Schools Encouraging More Healthy Eating, More Exercise
Schools across Maryland are doing more to encourage their students to eat healthy foods and to be physically active, according to a new report by researchers at the University of Maryland School of Medicine.
The report, released today by the Maryland School Wellness Partnership, a collaboration between the University of Maryland School of Medicine (UMSOM), Maryland State Department of Education, and Maryland Department of Health, examined how schools across the state are doing in terms of school wellness, integrating physical activity into the classroom, and discouraging marketing of unhealthy foods and beverages. The report used data from a biennial survey of Maryland school administrators by the Partnership and funded by the Department of Health.
“Our data shows that many Maryland schools are making significant progress in this area,” said one of the principal authors of the report, Erin Hager, PhD, associate professor of Pediatrics at UMSOM. “We think the end result will be that students are getting more physical activity and are eating more healthy foods. That’s good news for Maryland.”
Some school systems have gone above and beyond in their efforts to improve students’ activity levels and food choices, Dr. Hager says. For example, in Worcester County on the Eastern Shore, the school system has been extremely active. Every school in the county has a wellness team that develops ways for the school to increase its physical activity and healthy eating. The county more than doubled the number of schools that include physical activity in classroom instruction. In addition, half of the schools in the county have physical activity during breaks, in every grade. The schools have introduced a “Grit and Fit” program to highlight ways in which students have shown perseverance in both academics and healthy living.
Washington County, in western Maryland, has also made a serious effort to improve healthy eating and activity among students. Ninety percent of schools have a wellness team, and the county more than doubled the number of schools that include physical activity in classroom instruction.
Members of the Partnership will visit all 24 Maryland school systems this spring to provide feedback on their schools’ wellness efforts and local best practice recommendations. This is the third time Maryland school systems have received these tailored reports and feedback.
School systems say this feedback helps them better understand wellness practices in schools. “We love the feedback,” says Marla Caplon, Director of Student Wellness Initiatives for Montgomery County Public Schools. “It helps us understand how our system’s wellness policy is being implemented in schools, and allows our Wellness Committee to develop future initiatives.”
The Partnership will encourage educators to support school-based wellness teams, communicate system-level wellness initiatives to schools, and report on school-level wellness initiatives. “Our research continues to show the importance of having an active school-based wellness team to create a health-promoting school environment,” said Dr. Hager. “Creating a climate that supports healthy eating and physical activity will both support health and academic achievement among Maryland children.”
“Obesity and inactivity remain urgent public health issues,” said E. Albert Reece, MD, PhD, MBA, Executive Vice President for Medical Affairs at UM Baltimore, and the John Z. and Akiko K. Bowers Distinguished Professor and Dean, University of Maryland School of Medicine. “Dr. Hager and her colleagues have developed an innovative strategy that has real potential to make a significant dent in this difficult problem.”
About the University of Maryland School of Medicine
Commemorating its 210th Anniversary, the University of Maryland School of Medicine was chartered in 1807 as the first public medical school in the United States.
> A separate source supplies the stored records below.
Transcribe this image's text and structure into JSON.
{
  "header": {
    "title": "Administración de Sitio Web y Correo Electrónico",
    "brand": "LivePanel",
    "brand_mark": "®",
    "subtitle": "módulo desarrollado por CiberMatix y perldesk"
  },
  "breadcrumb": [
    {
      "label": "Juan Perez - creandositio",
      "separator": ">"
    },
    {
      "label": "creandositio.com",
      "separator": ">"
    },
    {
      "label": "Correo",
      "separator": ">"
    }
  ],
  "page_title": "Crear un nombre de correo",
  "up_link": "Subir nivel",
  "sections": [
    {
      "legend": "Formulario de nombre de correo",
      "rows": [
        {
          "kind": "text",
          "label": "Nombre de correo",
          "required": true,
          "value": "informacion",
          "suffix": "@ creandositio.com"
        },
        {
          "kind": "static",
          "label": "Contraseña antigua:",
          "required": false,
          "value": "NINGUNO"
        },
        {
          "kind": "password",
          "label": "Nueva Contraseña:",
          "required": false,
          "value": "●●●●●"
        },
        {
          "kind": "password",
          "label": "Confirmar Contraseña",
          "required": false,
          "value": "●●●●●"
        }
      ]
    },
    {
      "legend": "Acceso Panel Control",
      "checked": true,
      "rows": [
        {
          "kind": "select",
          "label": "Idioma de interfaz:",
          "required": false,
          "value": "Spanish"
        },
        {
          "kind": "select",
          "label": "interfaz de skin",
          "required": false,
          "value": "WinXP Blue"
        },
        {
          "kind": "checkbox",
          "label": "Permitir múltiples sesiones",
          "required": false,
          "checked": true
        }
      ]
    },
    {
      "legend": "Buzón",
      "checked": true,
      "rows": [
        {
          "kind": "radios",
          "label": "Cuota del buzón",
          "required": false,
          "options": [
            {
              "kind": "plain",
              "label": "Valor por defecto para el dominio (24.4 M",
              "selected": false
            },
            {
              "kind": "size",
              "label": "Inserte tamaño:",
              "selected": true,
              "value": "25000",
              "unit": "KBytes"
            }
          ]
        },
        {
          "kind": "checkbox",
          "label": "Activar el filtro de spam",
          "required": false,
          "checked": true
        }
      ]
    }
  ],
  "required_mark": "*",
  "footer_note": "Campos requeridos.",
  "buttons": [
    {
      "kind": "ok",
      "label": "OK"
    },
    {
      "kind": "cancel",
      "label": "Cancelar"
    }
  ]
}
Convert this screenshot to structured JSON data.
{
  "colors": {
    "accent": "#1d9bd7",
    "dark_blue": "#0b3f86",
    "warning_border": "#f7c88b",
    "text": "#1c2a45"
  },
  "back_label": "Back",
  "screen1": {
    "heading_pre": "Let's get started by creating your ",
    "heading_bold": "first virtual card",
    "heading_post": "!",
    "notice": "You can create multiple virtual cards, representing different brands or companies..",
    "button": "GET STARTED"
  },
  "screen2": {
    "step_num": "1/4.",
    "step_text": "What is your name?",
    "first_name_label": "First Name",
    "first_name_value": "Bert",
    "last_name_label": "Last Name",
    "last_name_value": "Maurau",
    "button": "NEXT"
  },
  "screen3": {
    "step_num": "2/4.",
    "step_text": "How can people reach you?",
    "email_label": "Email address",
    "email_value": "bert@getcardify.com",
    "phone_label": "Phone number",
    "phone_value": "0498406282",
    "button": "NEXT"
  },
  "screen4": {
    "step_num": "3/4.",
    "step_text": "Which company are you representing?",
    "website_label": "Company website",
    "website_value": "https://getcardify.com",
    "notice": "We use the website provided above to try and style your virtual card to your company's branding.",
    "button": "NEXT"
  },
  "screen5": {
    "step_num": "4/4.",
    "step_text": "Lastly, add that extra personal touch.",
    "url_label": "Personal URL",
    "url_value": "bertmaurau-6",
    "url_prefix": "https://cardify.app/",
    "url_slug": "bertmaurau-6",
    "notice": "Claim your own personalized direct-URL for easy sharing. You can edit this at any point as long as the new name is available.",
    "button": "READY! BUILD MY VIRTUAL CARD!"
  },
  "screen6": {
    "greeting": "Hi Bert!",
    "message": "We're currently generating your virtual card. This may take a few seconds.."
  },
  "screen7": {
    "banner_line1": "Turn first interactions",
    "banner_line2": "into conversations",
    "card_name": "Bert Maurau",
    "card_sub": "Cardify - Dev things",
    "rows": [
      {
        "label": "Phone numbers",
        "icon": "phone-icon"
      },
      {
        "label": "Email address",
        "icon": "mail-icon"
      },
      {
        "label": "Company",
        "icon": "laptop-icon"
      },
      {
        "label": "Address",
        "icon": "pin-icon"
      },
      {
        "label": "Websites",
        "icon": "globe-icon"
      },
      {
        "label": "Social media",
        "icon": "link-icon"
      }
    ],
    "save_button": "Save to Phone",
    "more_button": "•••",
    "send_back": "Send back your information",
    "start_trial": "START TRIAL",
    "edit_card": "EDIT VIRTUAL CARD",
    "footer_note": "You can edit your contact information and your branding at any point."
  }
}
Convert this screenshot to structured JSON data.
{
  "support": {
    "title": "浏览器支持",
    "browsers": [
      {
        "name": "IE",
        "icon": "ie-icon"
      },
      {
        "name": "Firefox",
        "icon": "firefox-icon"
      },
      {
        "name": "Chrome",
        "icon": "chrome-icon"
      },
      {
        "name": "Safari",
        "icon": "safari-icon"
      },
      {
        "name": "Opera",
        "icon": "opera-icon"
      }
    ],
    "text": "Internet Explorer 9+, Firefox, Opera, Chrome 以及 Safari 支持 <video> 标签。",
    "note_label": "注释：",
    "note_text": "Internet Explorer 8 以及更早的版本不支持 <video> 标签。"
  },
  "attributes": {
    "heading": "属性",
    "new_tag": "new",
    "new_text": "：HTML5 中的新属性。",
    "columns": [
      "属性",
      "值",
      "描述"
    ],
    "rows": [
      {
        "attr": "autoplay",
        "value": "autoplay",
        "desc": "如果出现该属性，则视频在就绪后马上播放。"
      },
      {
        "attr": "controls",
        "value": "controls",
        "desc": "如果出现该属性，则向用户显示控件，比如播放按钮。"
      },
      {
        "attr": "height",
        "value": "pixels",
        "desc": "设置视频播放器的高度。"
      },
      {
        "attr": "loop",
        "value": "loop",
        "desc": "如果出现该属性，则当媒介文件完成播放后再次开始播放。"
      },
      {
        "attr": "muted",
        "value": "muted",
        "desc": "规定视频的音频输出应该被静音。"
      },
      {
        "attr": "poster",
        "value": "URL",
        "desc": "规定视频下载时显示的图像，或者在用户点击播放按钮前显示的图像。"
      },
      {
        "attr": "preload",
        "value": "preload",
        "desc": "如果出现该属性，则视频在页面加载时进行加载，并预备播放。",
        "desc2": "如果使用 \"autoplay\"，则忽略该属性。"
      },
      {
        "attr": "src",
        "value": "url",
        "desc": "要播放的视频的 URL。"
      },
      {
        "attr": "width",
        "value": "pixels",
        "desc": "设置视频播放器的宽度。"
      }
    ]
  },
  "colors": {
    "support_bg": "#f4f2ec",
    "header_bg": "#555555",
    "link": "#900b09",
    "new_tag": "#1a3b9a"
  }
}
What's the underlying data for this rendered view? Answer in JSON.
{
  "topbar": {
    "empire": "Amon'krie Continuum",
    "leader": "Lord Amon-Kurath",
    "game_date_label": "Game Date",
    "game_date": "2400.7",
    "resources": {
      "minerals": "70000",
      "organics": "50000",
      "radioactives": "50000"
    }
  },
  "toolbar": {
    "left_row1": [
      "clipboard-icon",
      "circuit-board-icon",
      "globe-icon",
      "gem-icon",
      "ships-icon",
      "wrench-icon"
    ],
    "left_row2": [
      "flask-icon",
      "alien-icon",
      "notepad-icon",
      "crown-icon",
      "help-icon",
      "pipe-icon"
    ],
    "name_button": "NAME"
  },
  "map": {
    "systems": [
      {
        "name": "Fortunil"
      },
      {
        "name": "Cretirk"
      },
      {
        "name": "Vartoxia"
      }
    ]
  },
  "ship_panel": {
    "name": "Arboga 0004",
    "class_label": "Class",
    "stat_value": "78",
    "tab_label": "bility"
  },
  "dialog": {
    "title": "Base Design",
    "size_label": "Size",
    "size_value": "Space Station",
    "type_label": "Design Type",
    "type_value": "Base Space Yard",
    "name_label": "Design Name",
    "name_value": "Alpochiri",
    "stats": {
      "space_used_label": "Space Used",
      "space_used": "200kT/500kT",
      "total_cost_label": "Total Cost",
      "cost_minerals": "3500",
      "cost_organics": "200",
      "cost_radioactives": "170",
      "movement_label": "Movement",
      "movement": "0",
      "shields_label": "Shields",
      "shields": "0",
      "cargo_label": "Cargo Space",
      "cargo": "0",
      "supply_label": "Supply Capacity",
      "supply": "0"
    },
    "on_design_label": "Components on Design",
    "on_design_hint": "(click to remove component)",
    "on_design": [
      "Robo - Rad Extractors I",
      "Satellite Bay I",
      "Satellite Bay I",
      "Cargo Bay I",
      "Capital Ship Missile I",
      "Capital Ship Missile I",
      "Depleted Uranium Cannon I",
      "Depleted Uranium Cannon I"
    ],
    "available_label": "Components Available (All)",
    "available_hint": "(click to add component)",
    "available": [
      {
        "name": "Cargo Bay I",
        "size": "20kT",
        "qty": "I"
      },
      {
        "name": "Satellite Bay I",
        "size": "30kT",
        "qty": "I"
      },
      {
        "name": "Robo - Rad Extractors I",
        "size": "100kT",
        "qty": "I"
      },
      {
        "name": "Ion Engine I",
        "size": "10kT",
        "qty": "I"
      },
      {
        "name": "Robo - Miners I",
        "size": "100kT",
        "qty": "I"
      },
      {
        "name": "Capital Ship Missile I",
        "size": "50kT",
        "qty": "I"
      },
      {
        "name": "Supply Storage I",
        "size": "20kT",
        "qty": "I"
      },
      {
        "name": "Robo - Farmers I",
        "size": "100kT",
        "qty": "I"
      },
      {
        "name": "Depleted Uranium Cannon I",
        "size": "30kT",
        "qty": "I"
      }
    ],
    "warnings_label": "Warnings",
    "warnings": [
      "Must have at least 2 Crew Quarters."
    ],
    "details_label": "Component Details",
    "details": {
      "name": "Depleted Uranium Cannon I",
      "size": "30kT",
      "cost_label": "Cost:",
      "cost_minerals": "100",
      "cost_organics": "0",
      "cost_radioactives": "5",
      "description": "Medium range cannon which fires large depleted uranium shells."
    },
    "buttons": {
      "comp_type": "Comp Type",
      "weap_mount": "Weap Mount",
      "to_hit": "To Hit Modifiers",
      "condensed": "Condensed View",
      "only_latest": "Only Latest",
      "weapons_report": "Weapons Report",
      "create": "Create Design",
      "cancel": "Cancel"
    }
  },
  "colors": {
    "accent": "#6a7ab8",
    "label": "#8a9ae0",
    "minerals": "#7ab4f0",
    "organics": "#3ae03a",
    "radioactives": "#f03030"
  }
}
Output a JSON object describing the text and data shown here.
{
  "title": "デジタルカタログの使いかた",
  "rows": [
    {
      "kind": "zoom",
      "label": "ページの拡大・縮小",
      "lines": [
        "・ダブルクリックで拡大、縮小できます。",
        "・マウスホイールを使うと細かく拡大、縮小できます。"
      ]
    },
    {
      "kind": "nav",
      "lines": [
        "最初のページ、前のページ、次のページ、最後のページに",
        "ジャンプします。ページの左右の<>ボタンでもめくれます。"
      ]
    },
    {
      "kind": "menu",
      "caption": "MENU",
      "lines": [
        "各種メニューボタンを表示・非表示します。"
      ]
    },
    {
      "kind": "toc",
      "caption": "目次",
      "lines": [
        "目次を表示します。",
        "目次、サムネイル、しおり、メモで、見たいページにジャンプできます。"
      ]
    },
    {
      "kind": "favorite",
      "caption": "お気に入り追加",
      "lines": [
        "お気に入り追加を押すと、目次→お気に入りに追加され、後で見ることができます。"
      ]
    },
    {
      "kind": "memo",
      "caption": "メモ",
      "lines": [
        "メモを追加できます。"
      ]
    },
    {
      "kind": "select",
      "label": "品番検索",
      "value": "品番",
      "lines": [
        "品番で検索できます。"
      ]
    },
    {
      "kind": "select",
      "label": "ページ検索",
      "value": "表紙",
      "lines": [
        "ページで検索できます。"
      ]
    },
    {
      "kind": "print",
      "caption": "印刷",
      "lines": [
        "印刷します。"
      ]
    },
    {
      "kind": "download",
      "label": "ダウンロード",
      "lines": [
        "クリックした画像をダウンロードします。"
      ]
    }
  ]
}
It continues today as one of the fastest growing, top-tier biomedical research enterprises in the world -- with 43 academic departments, centers, institutes, and programs; and a faculty of more than 3,000 physicians, scientists, and allied health professionals, including members of the National Academy of Medicine and the National Academy of Sciences, and a distinguished recipient of the Albert E. Lasker Award in Medical Research. With an operating budget of more than $1 billion, the School of Medicine works closely in partnership with the University of Maryland Medical Center and Medical System to provide research-intensive, academic and clinically-based care for more than 1.2 million patients each year. The School has over 2,500 students, residents, and fellows, and nearly $450 million in extramural funding, with most of its academic departments highly ranked among all medical schools in the nation in research funding. As one of the seven professional schools that make up the University of Maryland Baltimore campus, the School of Medicine has a total workforce of nearly 7,000 individuals. The combined School and Medical System (“University of Maryland Medicine”) has an annual budget of nearly $6 billion and an economic impact in excess of $15 billion on the state and local community. The School of Medicine faculty, which ranks as the 8th-highest public medical school in research productivity, is an innovator in translational medicine, with 600 active patents and 24 start-up companies. The School works locally, nationally, and globally, with research and treatment facilities in 36 countries around the world. Visit medschool.umaryland.edu/